=== Begin Enclosure ===
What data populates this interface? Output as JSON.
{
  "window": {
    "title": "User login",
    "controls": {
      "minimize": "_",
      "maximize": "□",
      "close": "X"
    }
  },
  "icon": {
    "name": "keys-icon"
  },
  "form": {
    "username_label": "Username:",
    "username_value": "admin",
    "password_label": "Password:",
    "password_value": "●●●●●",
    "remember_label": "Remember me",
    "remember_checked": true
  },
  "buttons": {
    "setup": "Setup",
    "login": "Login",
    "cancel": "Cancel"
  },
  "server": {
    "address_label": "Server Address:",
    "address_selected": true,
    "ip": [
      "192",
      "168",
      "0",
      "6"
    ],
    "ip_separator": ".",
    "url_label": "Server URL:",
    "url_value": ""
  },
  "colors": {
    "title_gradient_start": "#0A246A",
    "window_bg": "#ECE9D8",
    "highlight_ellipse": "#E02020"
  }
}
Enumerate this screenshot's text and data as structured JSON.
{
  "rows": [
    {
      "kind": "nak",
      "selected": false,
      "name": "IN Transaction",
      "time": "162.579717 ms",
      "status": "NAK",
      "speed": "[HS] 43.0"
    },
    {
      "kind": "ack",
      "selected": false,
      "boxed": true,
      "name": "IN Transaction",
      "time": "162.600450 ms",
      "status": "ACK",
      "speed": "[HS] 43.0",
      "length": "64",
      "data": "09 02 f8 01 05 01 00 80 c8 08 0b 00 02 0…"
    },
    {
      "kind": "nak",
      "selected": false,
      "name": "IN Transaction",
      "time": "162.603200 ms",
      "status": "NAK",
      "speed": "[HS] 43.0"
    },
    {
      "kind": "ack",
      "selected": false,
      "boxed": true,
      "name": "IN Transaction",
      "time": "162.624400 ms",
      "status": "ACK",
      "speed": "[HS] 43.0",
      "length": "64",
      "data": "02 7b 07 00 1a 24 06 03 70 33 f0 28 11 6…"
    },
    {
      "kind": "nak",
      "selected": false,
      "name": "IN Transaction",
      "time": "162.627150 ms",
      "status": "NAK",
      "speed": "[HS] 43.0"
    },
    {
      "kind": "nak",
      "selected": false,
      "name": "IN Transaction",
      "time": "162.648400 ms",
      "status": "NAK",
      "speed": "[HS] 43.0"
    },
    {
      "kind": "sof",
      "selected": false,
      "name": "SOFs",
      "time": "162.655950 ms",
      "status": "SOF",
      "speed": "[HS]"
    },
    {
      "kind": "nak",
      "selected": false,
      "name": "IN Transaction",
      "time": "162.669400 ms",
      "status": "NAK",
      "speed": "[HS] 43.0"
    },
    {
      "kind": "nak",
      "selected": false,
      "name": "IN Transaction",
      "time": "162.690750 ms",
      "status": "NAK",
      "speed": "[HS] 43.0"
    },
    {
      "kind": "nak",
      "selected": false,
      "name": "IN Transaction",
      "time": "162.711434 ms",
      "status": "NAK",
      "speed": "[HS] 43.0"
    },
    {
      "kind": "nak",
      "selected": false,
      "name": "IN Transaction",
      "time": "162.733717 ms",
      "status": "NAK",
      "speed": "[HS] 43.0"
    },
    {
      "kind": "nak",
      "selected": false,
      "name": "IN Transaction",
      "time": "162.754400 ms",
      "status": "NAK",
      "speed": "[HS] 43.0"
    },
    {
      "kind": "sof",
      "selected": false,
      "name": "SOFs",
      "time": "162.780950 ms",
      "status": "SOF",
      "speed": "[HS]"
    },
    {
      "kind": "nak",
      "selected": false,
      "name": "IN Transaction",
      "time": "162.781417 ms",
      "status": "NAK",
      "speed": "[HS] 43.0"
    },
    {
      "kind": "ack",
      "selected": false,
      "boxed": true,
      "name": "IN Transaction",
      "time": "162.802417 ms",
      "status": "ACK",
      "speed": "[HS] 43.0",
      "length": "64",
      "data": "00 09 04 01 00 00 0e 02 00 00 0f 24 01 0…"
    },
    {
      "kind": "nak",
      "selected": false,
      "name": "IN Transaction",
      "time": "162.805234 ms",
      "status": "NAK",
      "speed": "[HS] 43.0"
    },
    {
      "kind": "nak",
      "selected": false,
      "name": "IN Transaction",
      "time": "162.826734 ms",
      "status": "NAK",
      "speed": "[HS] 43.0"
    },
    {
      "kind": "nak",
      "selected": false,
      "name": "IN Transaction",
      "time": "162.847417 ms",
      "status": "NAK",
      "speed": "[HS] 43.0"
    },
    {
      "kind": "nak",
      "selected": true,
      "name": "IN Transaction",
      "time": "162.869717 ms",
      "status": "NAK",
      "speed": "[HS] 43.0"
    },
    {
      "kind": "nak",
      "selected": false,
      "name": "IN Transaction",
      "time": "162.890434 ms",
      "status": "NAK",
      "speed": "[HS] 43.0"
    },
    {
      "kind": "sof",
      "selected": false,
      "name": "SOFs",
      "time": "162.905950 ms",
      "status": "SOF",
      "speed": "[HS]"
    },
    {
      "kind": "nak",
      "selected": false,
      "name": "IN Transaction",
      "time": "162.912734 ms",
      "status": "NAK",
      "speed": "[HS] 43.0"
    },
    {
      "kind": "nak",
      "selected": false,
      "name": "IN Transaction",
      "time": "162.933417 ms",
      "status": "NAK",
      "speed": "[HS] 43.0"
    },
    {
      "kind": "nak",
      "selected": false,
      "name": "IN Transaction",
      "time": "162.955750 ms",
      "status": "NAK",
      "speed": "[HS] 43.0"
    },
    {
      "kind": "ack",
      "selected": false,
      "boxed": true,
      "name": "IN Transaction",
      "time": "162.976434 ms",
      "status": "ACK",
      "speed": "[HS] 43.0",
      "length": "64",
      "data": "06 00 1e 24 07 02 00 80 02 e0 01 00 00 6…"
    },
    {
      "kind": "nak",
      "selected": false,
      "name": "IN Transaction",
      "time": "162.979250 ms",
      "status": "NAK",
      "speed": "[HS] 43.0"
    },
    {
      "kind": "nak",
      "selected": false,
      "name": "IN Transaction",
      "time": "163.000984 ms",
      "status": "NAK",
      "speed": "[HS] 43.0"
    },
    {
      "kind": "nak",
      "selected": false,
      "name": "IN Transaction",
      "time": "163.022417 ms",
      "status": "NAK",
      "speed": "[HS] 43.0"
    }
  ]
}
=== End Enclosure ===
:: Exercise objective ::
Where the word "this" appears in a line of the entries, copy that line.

:: Solution ::
What data populates this interface? Output as JSON.
Enumerate this screenshot's text and data as structured JSON.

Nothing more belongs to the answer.